The Arabian Gulf University (AGU) has registered a patent in the field of cybersecurity, taking a step toward obtaining intellectual property from the United States Patent and Trademark Office (USPTO). This invention, developed by the Next Generation Computing Department at the College of Graduate Studies (CGS), aims to design the future generation of network and cybersecurity devices to be more secure and efficient.

This achievement is the first of its kind in the Kingdom of Bahrain in the field of cybersecurity and reflects the university’s commitment to fostering a culture of innovation and pursuing American patents as part of its strategy. The university hopes that this patent will contribute to its scientific research efforts, promote academic excellence, and elevate its status among leading universities in innovation and technology.

This invention aligns with the strategies developed by the GCC countries to achieve regional economic and social growth goals in the third millennium. It seeks to address ongoing challenges in cybersecurity, such as evolving cyber threats and the rapid growth of network speed and capacity. By striking a balance between simplifying the configuration processes and enhancing levels of protection, this innovation aims to offer a comprehensive solution.
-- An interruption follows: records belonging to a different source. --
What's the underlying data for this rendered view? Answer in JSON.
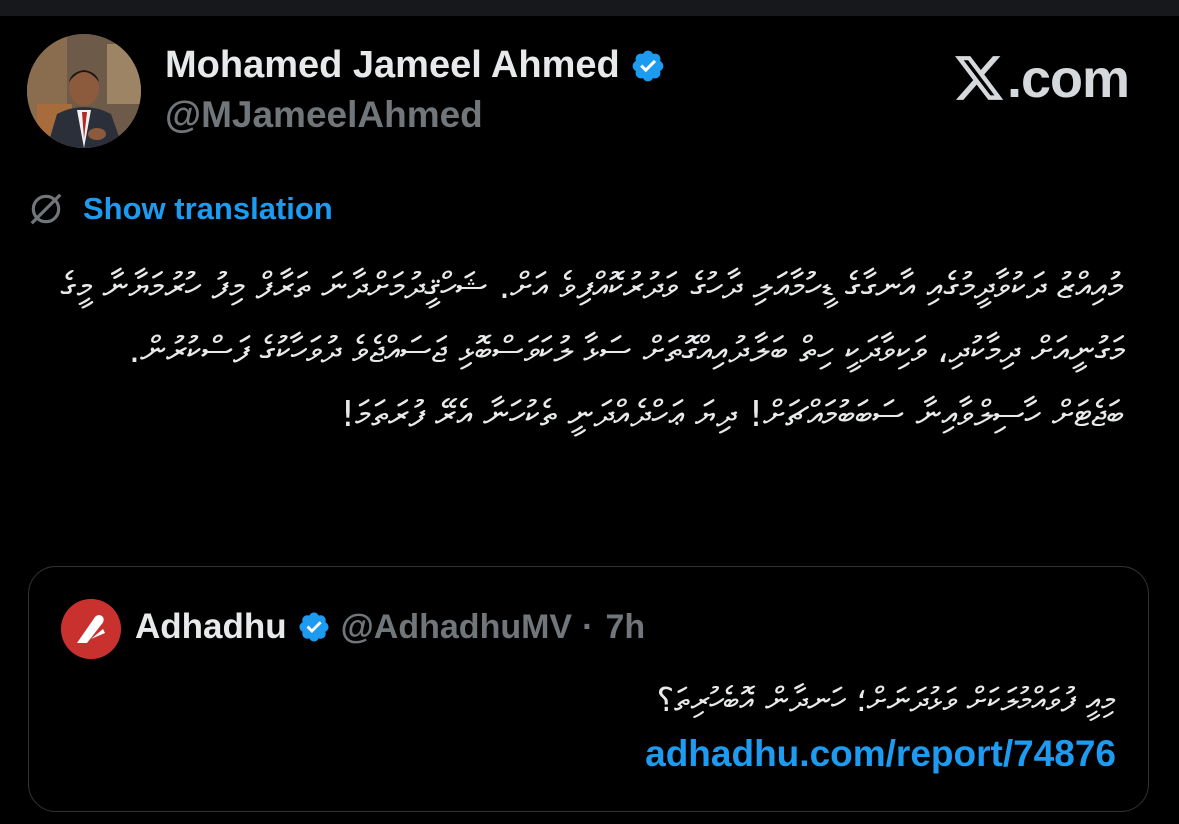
{
  "brand": {
    "text": ".com",
    "icon": "x-logo-icon"
  },
  "author": {
    "name": "Mohamed Jameel Ahmed",
    "handle": "@MJameelAhmed",
    "verified": true,
    "avatar_icon": "person-portrait-avatar"
  },
  "translation": {
    "label": "Show translation",
    "icon": "translate-globe-icon"
  },
  "tweet": {
    "text": "މުއިއްޒު ދަކުވާދީމުގެއި އާނގާގެ ޑީހުމާއަލި ދާހުގެ ވަދުރުކޮއްފިވެ އަށް. ޝަހްޤީދުމަށްދާނަ ތަރާފް މިފު ހުރުމަޔާނާ މީގެ މަގުނީއަށް ދިމާކުދި، ވަކިވާދަކީ ހިތް ބަލާދުއިއްގޮތަށް ސަޅާ ލުކަވަސްބޮޅި ޖަސައްޖެވެ ދުވަހާކުގެ ފަސްކުރުން. ބަޖެޓަށް ހާސިލްވާއިނާ ސަބަބުމައްޗަށް! ދިޔަ ޢަހްދެއްދަނީ ތެކުހަނާ އެރޭ ފުރަތަމަ!"
  },
  "quote": {
    "name": "Adhadhu",
    "handle": "@AdhadhuMV",
    "separator": "·",
    "time": "7h",
    "verified": true,
    "text": "މިއީ ފުވައްމުލަކަށް ވަޅުދަނަށް؛ ހަނދާން އޮބެހުރިތަ؟",
    "link": "adhadhu.com/report/74876"
  },
  "colors": {
    "background": "#000000",
    "text": "#e7e9ea",
    "muted": "#71767b",
    "link": "#1d9bf0",
    "verified": "#1d9bf0",
    "card_border": "#2f3336",
    "adhadhu_red": "#c8312e"
  }
}
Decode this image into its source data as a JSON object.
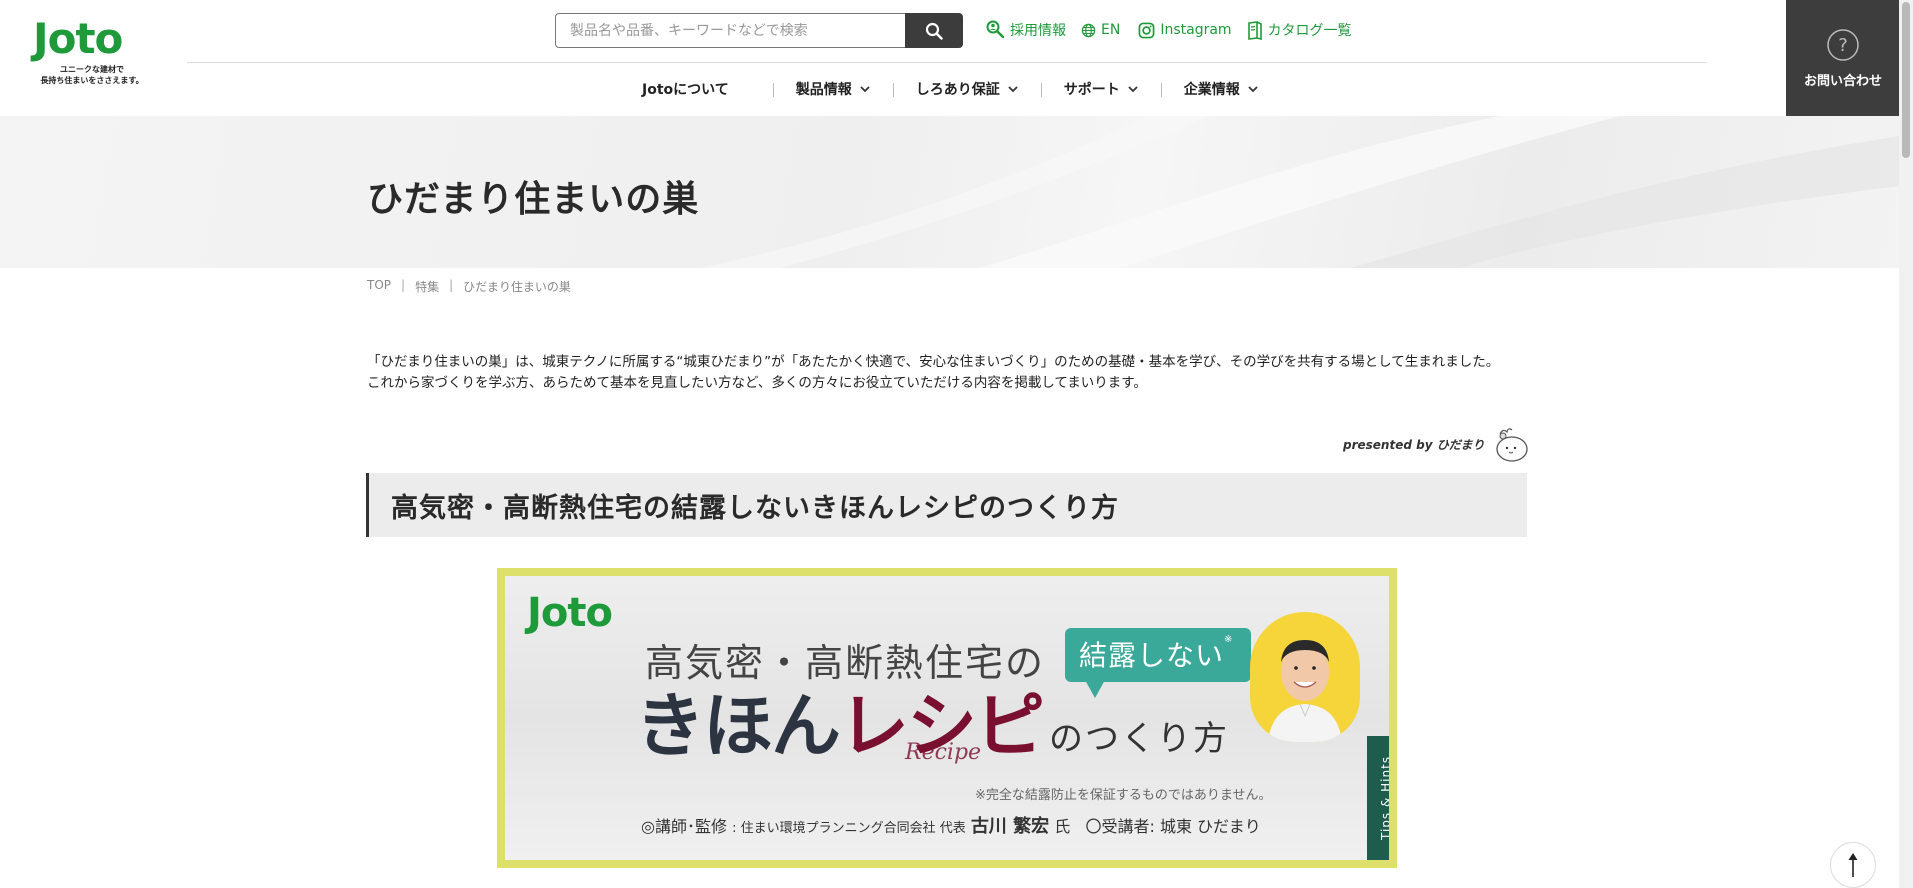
{
  "brand": {
    "logo_text": "Joto",
    "tagline_1": "ユニークな建材で",
    "tagline_2": "長持ち住まいをささえます。",
    "color": "#1f9a3a"
  },
  "search": {
    "placeholder": "製品名や品番、キーワードなどで検索",
    "value": ""
  },
  "util_links": [
    {
      "label": "採用情報",
      "icon": "recruit-search-icon"
    },
    {
      "label": "EN",
      "icon": "globe-icon"
    },
    {
      "label": "Instagram",
      "icon": "instagram-icon"
    },
    {
      "label": "カタログ一覧",
      "icon": "catalog-icon"
    }
  ],
  "gnav": [
    {
      "label": "Jotoについて"
    },
    {
      "label": "製品情報"
    },
    {
      "label": "しろあり保証"
    },
    {
      "label": "サポート"
    },
    {
      "label": "企業情報"
    }
  ],
  "contact": {
    "label": "お問い合わせ",
    "icon": "question-circle-icon"
  },
  "hero": {
    "title": "ひだまり住まいの巣"
  },
  "breadcrumb": {
    "items": [
      "TOP",
      "特集",
      "ひだまり住まいの巣"
    ]
  },
  "intro": {
    "line1": "「ひだまり住まいの巣」は、城東テクノに所属する“城東ひだまり”が「あたたかく快適で、安心な住まいづくり」のための基礎・基本を学び、その学びを共有する場として生まれました。",
    "line2": "これから家づくりを学ぶ方、あらためて基本を見直したい方など、多くの方々にお役立ていただける内容を掲載してまいります。"
  },
  "presented": {
    "label": "presented by ひだまり"
  },
  "section": {
    "title": "高気密・高断熱住宅の結露しないきほんレシピのつくり方"
  },
  "banner": {
    "logo": "Joto",
    "line1": "高気密・高断熱住宅の",
    "bubble": "結露しない",
    "bubble_mark": "※",
    "line2_dark": "きほん",
    "line2_red": "レシピ",
    "line2_rest": "のつくり方",
    "recipe_script": "Recipe",
    "note": "※完全な結露防止を保証するものではありません。",
    "credit_prefix": "◎講師･監修",
    "credit_org": ": 住まい環境プランニング合同会社 代表",
    "credit_name": "古川 繁宏",
    "credit_suffix": "氏",
    "credit_student": "〇受講者: 城東 ひだまり",
    "tab": "Tips & Hints"
  }
}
Moreover, this patent is congruent with the Master of Science programme in Artificial Intelligence and Formal Methods for Cybersecurity, which the CGS plans to introduce in September 2024. This programme is tailored to meet the needs of the GCC countries and industry demands in both the public and private sectors.

On this occasion, Professor Adel Bouhoula, the Acting Head of the Next Generation Computing Department and the primary inventor of this invention, explained the challenges currently faced by network and cybersecurity devices, such as routers, firewalls and intrusion detection systems.

He clarified that these challenges include high error rates in installation processes, even for experts in the field, which can lead to vulnerabilities and malicious activities, mentioning that the rapid growth in network speed and bandwidth poses efficiency and effectiveness issues for these devices. Professor Bouhoula also highlighted the complex network structure and the increasing sophistication of cyber threats as significant challenges.

Leave a Comment

Your email address will not be published. Required fields are marked *

Scroll to Top